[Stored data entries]
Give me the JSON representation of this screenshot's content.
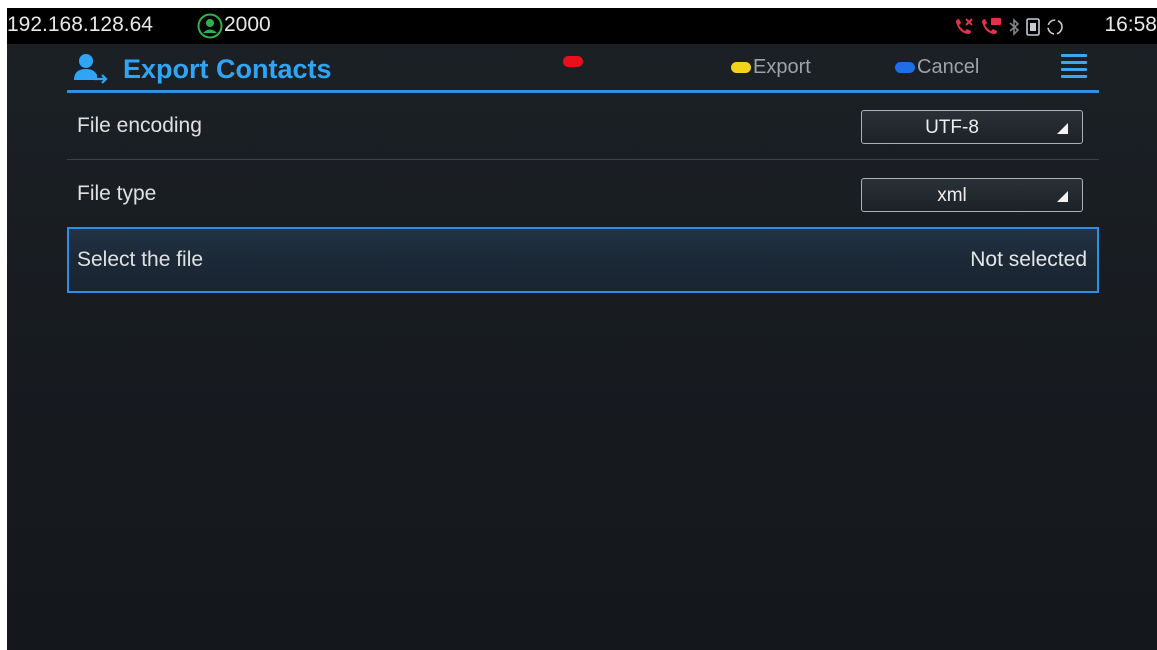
{
  "status": {
    "ip": "192.168.128.64",
    "extension": "2000",
    "time": "16:58",
    "icons": [
      "missed-call-icon",
      "voicemail-call-icon",
      "bluetooth-icon",
      "sim-icon",
      "sync-icon"
    ]
  },
  "header": {
    "title": "Export Contacts",
    "softkeys": [
      {
        "label": "",
        "color": "#e8101a"
      },
      {
        "label": "Export",
        "color": "#f3d21c"
      },
      {
        "label": "Cancel",
        "color": "#1f6ee8"
      }
    ]
  },
  "rows": [
    {
      "label": "File encoding",
      "value": "UTF-8"
    },
    {
      "label": "File type",
      "value": "xml"
    },
    {
      "label": "Select the file",
      "value": "Not selected"
    }
  ],
  "colors": {
    "accent": "#31a5f5",
    "selection_border": "#2a8fe8"
  }
}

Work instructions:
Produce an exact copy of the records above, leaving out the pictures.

Exercise output:
Give me the JSON representation of this screenshot's content.
{
  "status": {
    "ip": "192.168.128.64",
    "extension": "2000",
    "time": "16:58",
    "icons": [
      "missed-call-icon",
      "voicemail-call-icon",
      "bluetooth-icon",
      "sim-icon",
      "sync-icon"
    ]
  },
  "header": {
    "title": "Export Contacts",
    "softkeys": [
      {
        "label": "",
        "color": "#e8101a"
      },
      {
        "label": "Export",
        "color": "#f3d21c"
      },
      {
        "label": "Cancel",
        "color": "#1f6ee8"
      }
    ]
  },
  "rows": [
    {
      "label": "File encoding",
      "value": "UTF-8"
    },
    {
      "label": "File type",
      "value": "xml"
    },
    {
      "label": "Select the file",
      "value": "Not selected"
    }
  ],
  "colors": {
    "accent": "#31a5f5",
    "selection_border": "#2a8fe8"
  }
}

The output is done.